ZIMBABWEAN diplomats posted in embassies around the world have received voting material allowing them to post their ballots ahead of the country’s, elections set for July 31.
Last week, Southern Eye revealed that civil servants posted at foreign missions were yet to receive voting material and they were worried that they could miss out on voting, as they had done during the March constitutional referendum.
A diplomat speaking on condition of strict confidentiality, said they received the voting material before lunch yesterday and were expected to vote and send back the ballots by yesterday evening or this morning.
The diplomat said they were waiting for clarification on the process.
“We hope to vote tomorrow,” the envoy said, revealing that the ballots were sent almost a week ago and they had to be returned as soon as possible, so that they can be counted.
“We plan to vote after lunch and send them back via courier as soon as possible thereafter, either this evening or tomorrow morning.”

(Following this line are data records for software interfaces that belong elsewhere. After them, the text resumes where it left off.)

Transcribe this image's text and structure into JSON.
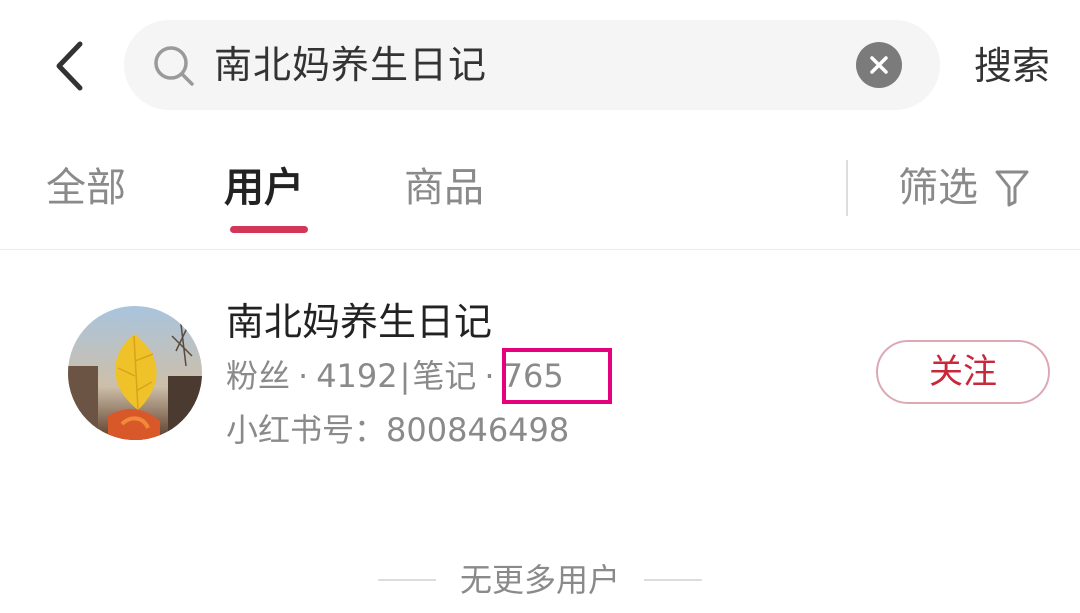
{
  "header": {
    "search_query": "南北妈养生日记",
    "search_button_label": "搜索"
  },
  "tabs": [
    {
      "label": "全部",
      "active": false
    },
    {
      "label": "用户",
      "active": true
    },
    {
      "label": "商品",
      "active": false
    }
  ],
  "filter": {
    "label": "筛选"
  },
  "user_card": {
    "name": "南北妈养生日记",
    "fans_label": "粉丝",
    "fans_count": "4192",
    "notes_label": "笔记",
    "notes_count": "765",
    "red_id_label": "小红书号：",
    "red_id": "800846498",
    "follow_label": "关注"
  },
  "footer": {
    "no_more_label": "无更多用户"
  },
  "colors": {
    "accent": "#d2375a",
    "follow_text": "#c8283a",
    "highlight_box": "#e5007e"
  },
  "icons": [
    "back-arrow-icon",
    "search-icon",
    "clear-icon",
    "filter-icon"
  ]
}
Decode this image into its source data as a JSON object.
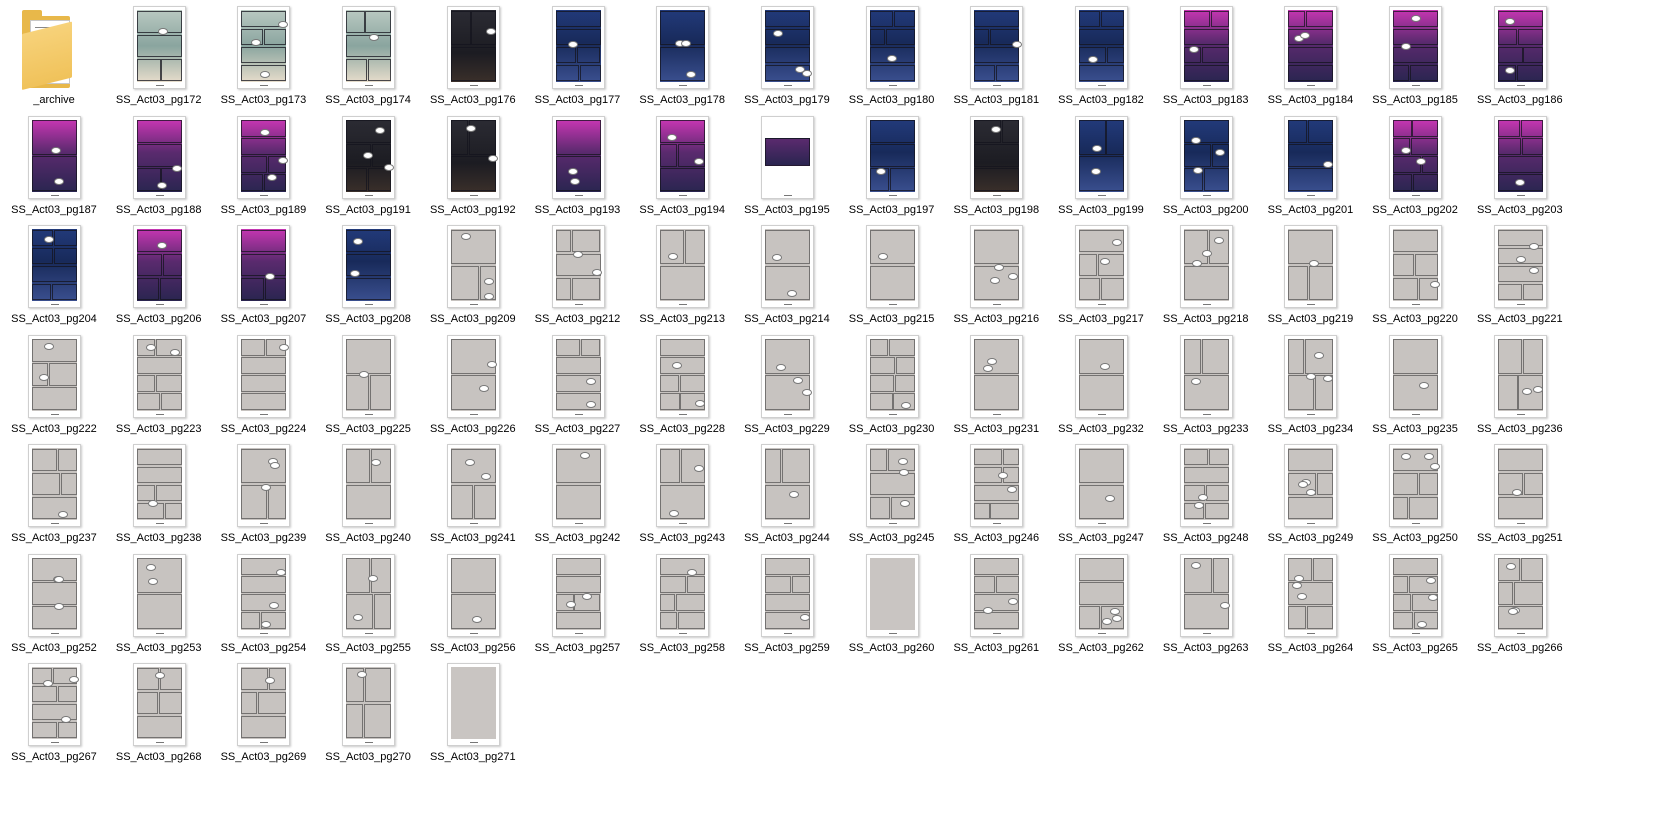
{
  "window": {
    "view": "Large icons"
  },
  "colors": {
    "folder": "#f0c25a",
    "sketch_page": "#c7c3c0",
    "label_text": "#000000"
  },
  "items": [
    {
      "label": "_archive",
      "kind": "folder",
      "icon": "folder-icon"
    },
    {
      "label": "SS_Act03_pg172",
      "kind": "file",
      "theme": "color"
    },
    {
      "label": "SS_Act03_pg173",
      "kind": "file",
      "theme": "color"
    },
    {
      "label": "SS_Act03_pg174",
      "kind": "file",
      "theme": "color"
    },
    {
      "label": "SS_Act03_pg176",
      "kind": "file",
      "theme": "dark"
    },
    {
      "label": "SS_Act03_pg177",
      "kind": "file",
      "theme": "blue"
    },
    {
      "label": "SS_Act03_pg178",
      "kind": "file",
      "theme": "blue"
    },
    {
      "label": "SS_Act03_pg179",
      "kind": "file",
      "theme": "blue"
    },
    {
      "label": "SS_Act03_pg180",
      "kind": "file",
      "theme": "blue"
    },
    {
      "label": "SS_Act03_pg181",
      "kind": "file",
      "theme": "blue"
    },
    {
      "label": "SS_Act03_pg182",
      "kind": "file",
      "theme": "blue"
    },
    {
      "label": "SS_Act03_pg183",
      "kind": "file",
      "theme": "pink"
    },
    {
      "label": "SS_Act03_pg184",
      "kind": "file",
      "theme": "pink"
    },
    {
      "label": "SS_Act03_pg185",
      "kind": "file",
      "theme": "pink"
    },
    {
      "label": "SS_Act03_pg186",
      "kind": "file",
      "theme": "pink"
    },
    {
      "label": "SS_Act03_pg187",
      "kind": "file",
      "theme": "pink"
    },
    {
      "label": "SS_Act03_pg188",
      "kind": "file",
      "theme": "pink"
    },
    {
      "label": "SS_Act03_pg189",
      "kind": "file",
      "theme": "pink"
    },
    {
      "label": "SS_Act03_pg191",
      "kind": "file",
      "theme": "dark"
    },
    {
      "label": "SS_Act03_pg192",
      "kind": "file",
      "theme": "dark"
    },
    {
      "label": "SS_Act03_pg193",
      "kind": "file",
      "theme": "pink"
    },
    {
      "label": "SS_Act03_pg194",
      "kind": "file",
      "theme": "pink"
    },
    {
      "label": "SS_Act03_pg195",
      "kind": "file",
      "theme": "white"
    },
    {
      "label": "SS_Act03_pg197",
      "kind": "file",
      "theme": "blue"
    },
    {
      "label": "SS_Act03_pg198",
      "kind": "file",
      "theme": "dark"
    },
    {
      "label": "SS_Act03_pg199",
      "kind": "file",
      "theme": "blue"
    },
    {
      "label": "SS_Act03_pg200",
      "kind": "file",
      "theme": "blue"
    },
    {
      "label": "SS_Act03_pg201",
      "kind": "file",
      "theme": "blue"
    },
    {
      "label": "SS_Act03_pg202",
      "kind": "file",
      "theme": "pink"
    },
    {
      "label": "SS_Act03_pg203",
      "kind": "file",
      "theme": "pink"
    },
    {
      "label": "SS_Act03_pg204",
      "kind": "file",
      "theme": "blue"
    },
    {
      "label": "SS_Act03_pg206",
      "kind": "file",
      "theme": "pink"
    },
    {
      "label": "SS_Act03_pg207",
      "kind": "file",
      "theme": "pink"
    },
    {
      "label": "SS_Act03_pg208",
      "kind": "file",
      "theme": "blue"
    },
    {
      "label": "SS_Act03_pg209",
      "kind": "file",
      "theme": "sketch"
    },
    {
      "label": "SS_Act03_pg212",
      "kind": "file",
      "theme": "sketch"
    },
    {
      "label": "SS_Act03_pg213",
      "kind": "file",
      "theme": "sketch"
    },
    {
      "label": "SS_Act03_pg214",
      "kind": "file",
      "theme": "sketch"
    },
    {
      "label": "SS_Act03_pg215",
      "kind": "file",
      "theme": "sketch"
    },
    {
      "label": "SS_Act03_pg216",
      "kind": "file",
      "theme": "sketch"
    },
    {
      "label": "SS_Act03_pg217",
      "kind": "file",
      "theme": "sketch"
    },
    {
      "label": "SS_Act03_pg218",
      "kind": "file",
      "theme": "sketch"
    },
    {
      "label": "SS_Act03_pg219",
      "kind": "file",
      "theme": "sketch"
    },
    {
      "label": "SS_Act03_pg220",
      "kind": "file",
      "theme": "sketch"
    },
    {
      "label": "SS_Act03_pg221",
      "kind": "file",
      "theme": "sketch"
    },
    {
      "label": "SS_Act03_pg222",
      "kind": "file",
      "theme": "sketch"
    },
    {
      "label": "SS_Act03_pg223",
      "kind": "file",
      "theme": "sketch"
    },
    {
      "label": "SS_Act03_pg224",
      "kind": "file",
      "theme": "sketch"
    },
    {
      "label": "SS_Act03_pg225",
      "kind": "file",
      "theme": "sketch"
    },
    {
      "label": "SS_Act03_pg226",
      "kind": "file",
      "theme": "sketch"
    },
    {
      "label": "SS_Act03_pg227",
      "kind": "file",
      "theme": "sketch"
    },
    {
      "label": "SS_Act03_pg228",
      "kind": "file",
      "theme": "sketch"
    },
    {
      "label": "SS_Act03_pg229",
      "kind": "file",
      "theme": "sketch"
    },
    {
      "label": "SS_Act03_pg230",
      "kind": "file",
      "theme": "sketch"
    },
    {
      "label": "SS_Act03_pg231",
      "kind": "file",
      "theme": "sketch"
    },
    {
      "label": "SS_Act03_pg232",
      "kind": "file",
      "theme": "sketch"
    },
    {
      "label": "SS_Act03_pg233",
      "kind": "file",
      "theme": "sketch"
    },
    {
      "label": "SS_Act03_pg234",
      "kind": "file",
      "theme": "sketch"
    },
    {
      "label": "SS_Act03_pg235",
      "kind": "file",
      "theme": "sketch"
    },
    {
      "label": "SS_Act03_pg236",
      "kind": "file",
      "theme": "sketch"
    },
    {
      "label": "SS_Act03_pg237",
      "kind": "file",
      "theme": "sketch"
    },
    {
      "label": "SS_Act03_pg238",
      "kind": "file",
      "theme": "sketch"
    },
    {
      "label": "SS_Act03_pg239",
      "kind": "file",
      "theme": "sketch"
    },
    {
      "label": "SS_Act03_pg240",
      "kind": "file",
      "theme": "sketch"
    },
    {
      "label": "SS_Act03_pg241",
      "kind": "file",
      "theme": "sketch"
    },
    {
      "label": "SS_Act03_pg242",
      "kind": "file",
      "theme": "sketch"
    },
    {
      "label": "SS_Act03_pg243",
      "kind": "file",
      "theme": "sketch"
    },
    {
      "label": "SS_Act03_pg244",
      "kind": "file",
      "theme": "sketch"
    },
    {
      "label": "SS_Act03_pg245",
      "kind": "file",
      "theme": "sketch"
    },
    {
      "label": "SS_Act03_pg246",
      "kind": "file",
      "theme": "sketch"
    },
    {
      "label": "SS_Act03_pg247",
      "kind": "file",
      "theme": "sketch"
    },
    {
      "label": "SS_Act03_pg248",
      "kind": "file",
      "theme": "sketch"
    },
    {
      "label": "SS_Act03_pg249",
      "kind": "file",
      "theme": "sketch"
    },
    {
      "label": "SS_Act03_pg250",
      "kind": "file",
      "theme": "sketch"
    },
    {
      "label": "SS_Act03_pg251",
      "kind": "file",
      "theme": "sketch"
    },
    {
      "label": "SS_Act03_pg252",
      "kind": "file",
      "theme": "sketch"
    },
    {
      "label": "SS_Act03_pg253",
      "kind": "file",
      "theme": "sketch"
    },
    {
      "label": "SS_Act03_pg254",
      "kind": "file",
      "theme": "sketch"
    },
    {
      "label": "SS_Act03_pg255",
      "kind": "file",
      "theme": "sketch"
    },
    {
      "label": "SS_Act03_pg256",
      "kind": "file",
      "theme": "sketch"
    },
    {
      "label": "SS_Act03_pg257",
      "kind": "file",
      "theme": "sketch"
    },
    {
      "label": "SS_Act03_pg258",
      "kind": "file",
      "theme": "sketch"
    },
    {
      "label": "SS_Act03_pg259",
      "kind": "file",
      "theme": "sketch"
    },
    {
      "label": "SS_Act03_pg260",
      "kind": "file",
      "theme": "blank"
    },
    {
      "label": "SS_Act03_pg261",
      "kind": "file",
      "theme": "sketch"
    },
    {
      "label": "SS_Act03_pg262",
      "kind": "file",
      "theme": "sketch"
    },
    {
      "label": "SS_Act03_pg263",
      "kind": "file",
      "theme": "sketch"
    },
    {
      "label": "SS_Act03_pg264",
      "kind": "file",
      "theme": "sketch"
    },
    {
      "label": "SS_Act03_pg265",
      "kind": "file",
      "theme": "sketch"
    },
    {
      "label": "SS_Act03_pg266",
      "kind": "file",
      "theme": "sketch"
    },
    {
      "label": "SS_Act03_pg267",
      "kind": "file",
      "theme": "sketch"
    },
    {
      "label": "SS_Act03_pg268",
      "kind": "file",
      "theme": "sketch"
    },
    {
      "label": "SS_Act03_pg269",
      "kind": "file",
      "theme": "sketch"
    },
    {
      "label": "SS_Act03_pg270",
      "kind": "file",
      "theme": "sketch"
    },
    {
      "label": "SS_Act03_pg271",
      "kind": "file",
      "theme": "blank"
    }
  ]
}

The diplomat said in order to vote, they had to declare identity documents by providing a photocopy of their national registration documents or affidavit.
Meanwhile, SW Radio yesterday reported that diplomats will vote this week, adding that Zimbabwe Electoral Commission chairperson Justice Rita Makarau revealed that her organisation had received 262 applications for postal voting from the Foreign Affairs ministry.
The news site quoted Zimbabwe’s ambassador to Germany, Hebson Makuvise, saying staff at the Berlin mission had cast their ballots yesterday.
“We got our ballots in sealed envelopes, marked and put them back in sealed envelopes ready to be dispatched to Harare,” Makuvise said.
Zimbabwe’s ambassador to Senegal, Trudy Stevenson, is quoted as saying she and her husband would soon be voting after they received their ballots.
“Other embassies got their ballots much earlier than us because they are easily accessible,” she said.
“I am happy we received ours today (Tuesday) and I will be exercising my democratic right to vote.
Once we are done we will use a courier to send them back home. I was disappointed not to have voted in the referendum, as our government had no capacity to allow us to do so.”